**PROBLEM**
What you return should be the lines of the data containing "circle", each in full.

(Data about app and page elements)
════

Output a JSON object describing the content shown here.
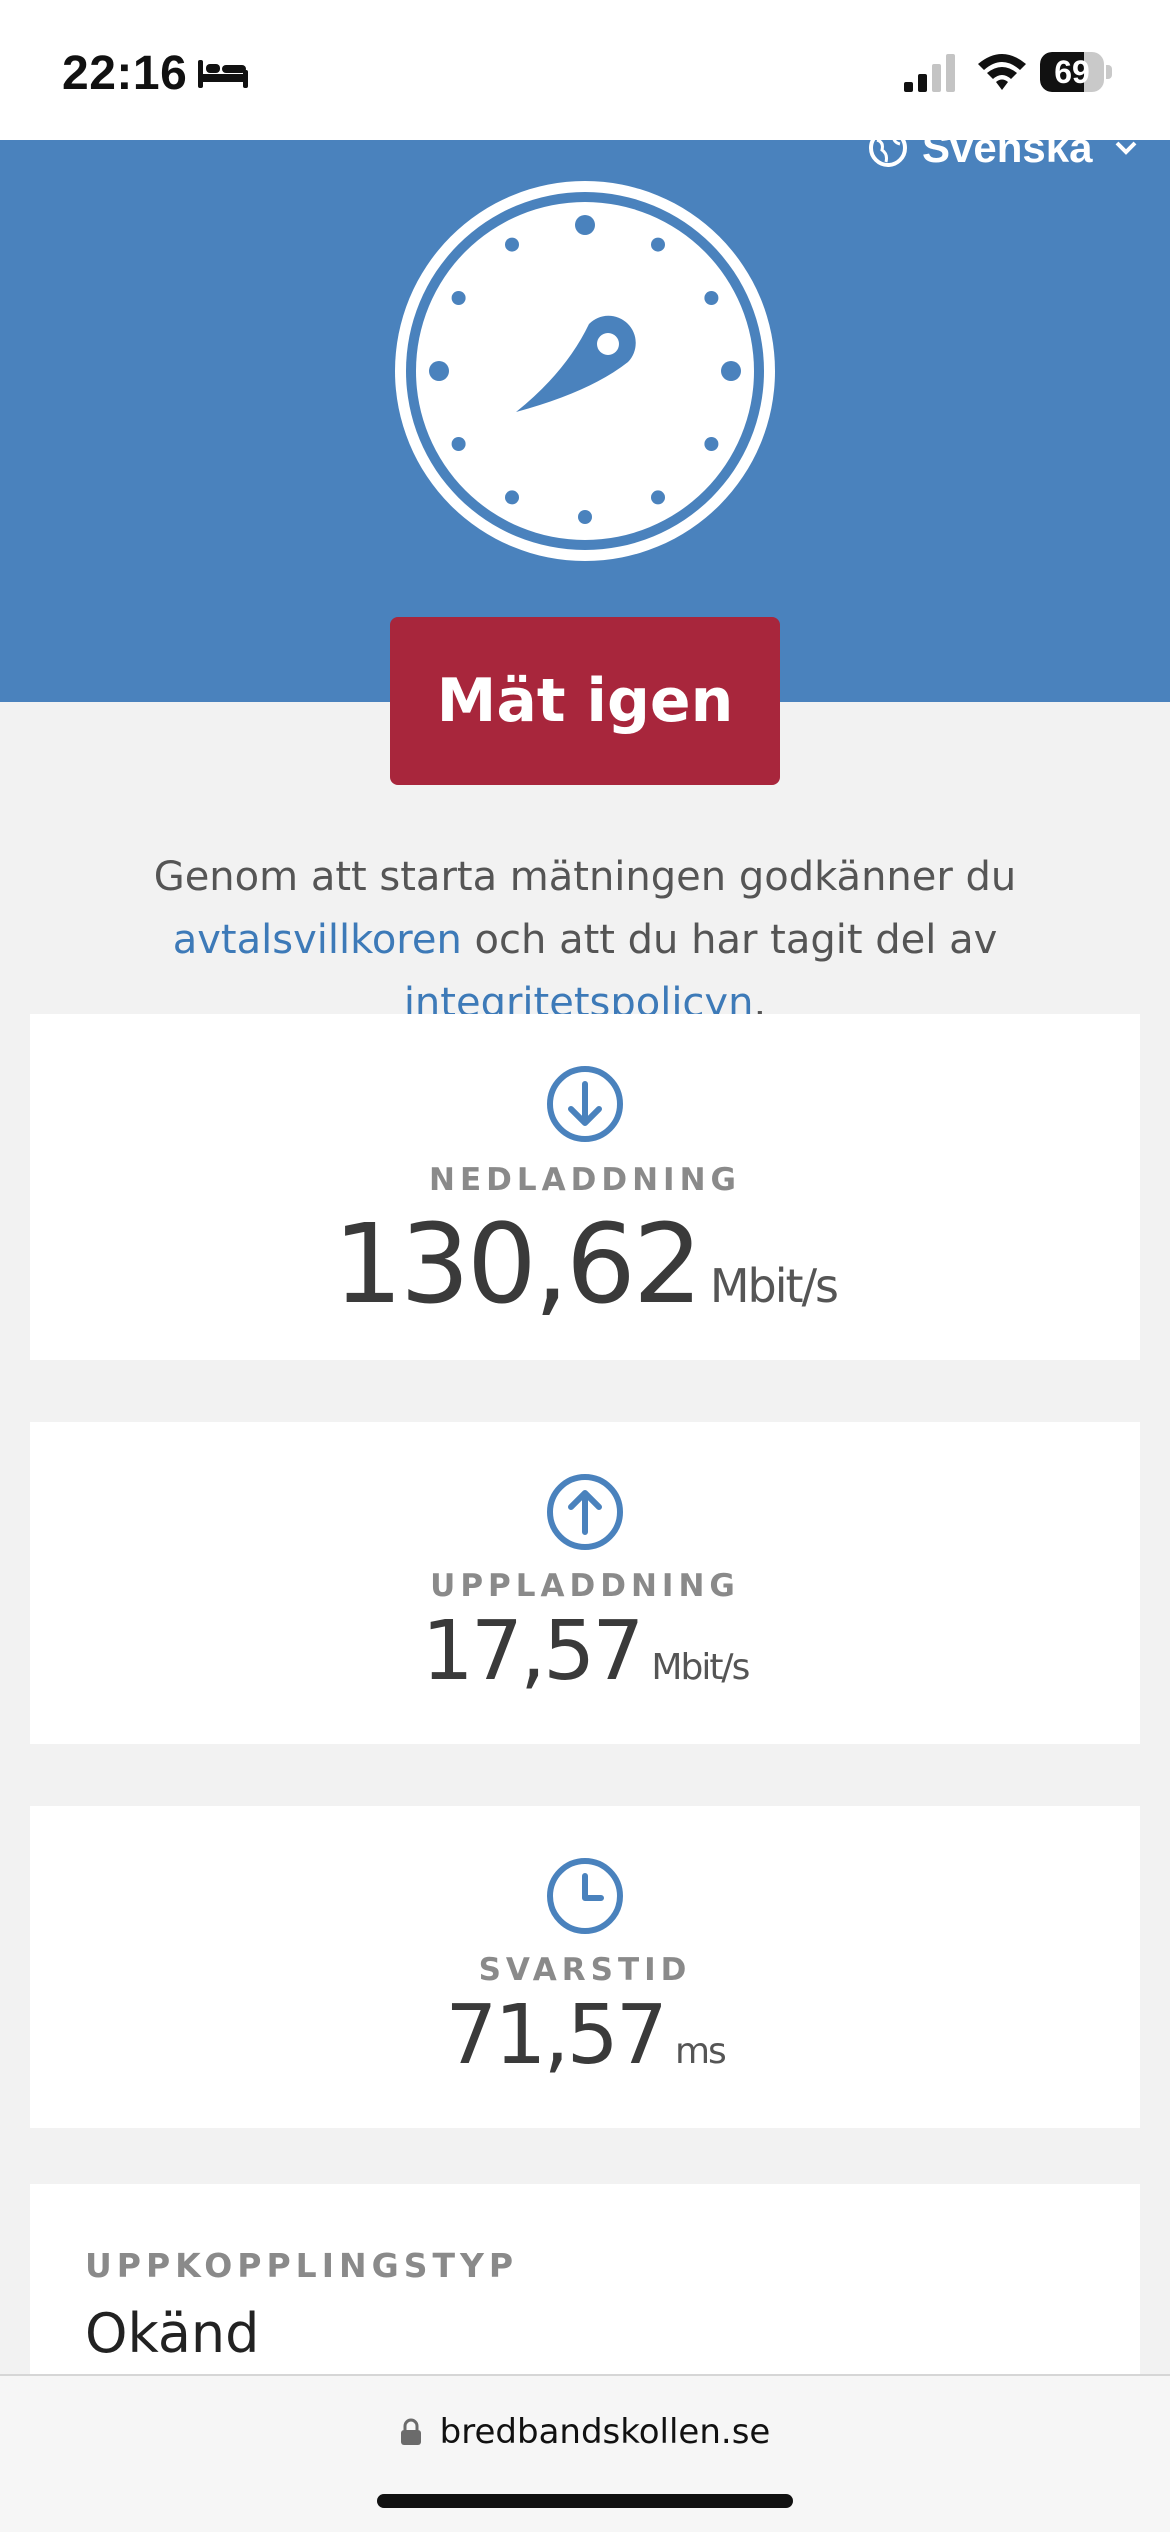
{
  "status_bar": {
    "time": "22:16",
    "battery_level": "69",
    "icons": [
      "bed-icon",
      "signal-icon",
      "wifi-icon",
      "battery-icon"
    ]
  },
  "header": {
    "language": "Svenska",
    "icons": [
      "globe-icon",
      "chevron-down-icon",
      "speedometer-icon"
    ]
  },
  "main": {
    "cta_label": "Mät igen",
    "terms": {
      "prefix": "Genom att starta mätningen godkänner du ",
      "link1": "avtalsvillkoren",
      "middle": " och att du har tagit del av ",
      "link2": "integritetspolicyn",
      "suffix": "."
    },
    "download": {
      "label": "NEDLADDNING",
      "value": "130,62",
      "unit": "Mbit/s",
      "icon": "arrow-down-circle-icon"
    },
    "upload": {
      "label": "UPPLADDNING",
      "value": "17,57",
      "unit": "Mbit/s",
      "icon": "arrow-up-circle-icon"
    },
    "latency": {
      "label": "SVARSTID",
      "value": "71,57",
      "unit": "ms",
      "icon": "clock-icon"
    },
    "connection": {
      "label": "UPPKOPPLINGSTYP",
      "value": "Okänd"
    }
  },
  "browser": {
    "url": "bredbandskollen.se",
    "icon": "lock-icon"
  },
  "colors": {
    "hero_blue": "#4a82bd",
    "accent_red": "#a8263c",
    "link_blue": "#3d7ab8",
    "icon_blue": "#4a82bd"
  }
}
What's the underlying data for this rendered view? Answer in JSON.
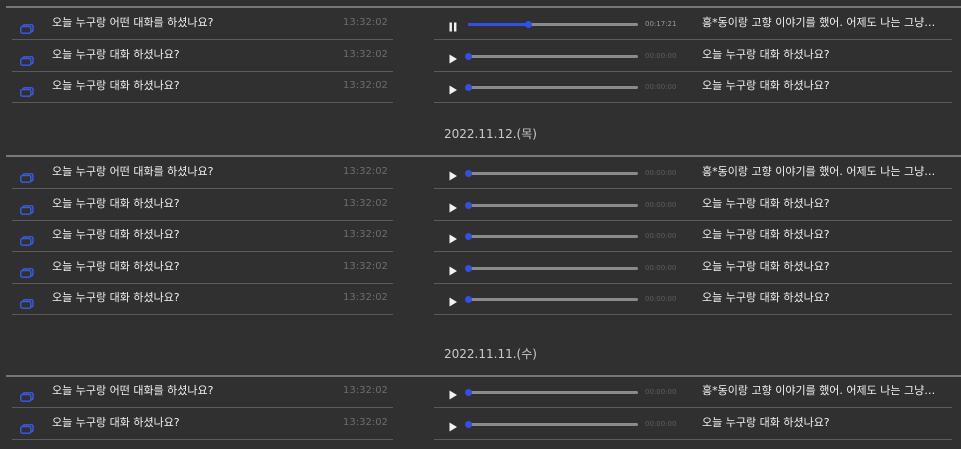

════

**FINISHED TASK**
      "icon": "arrow-down-circle-icon"
      "icon": "arrow-up-circle-icon"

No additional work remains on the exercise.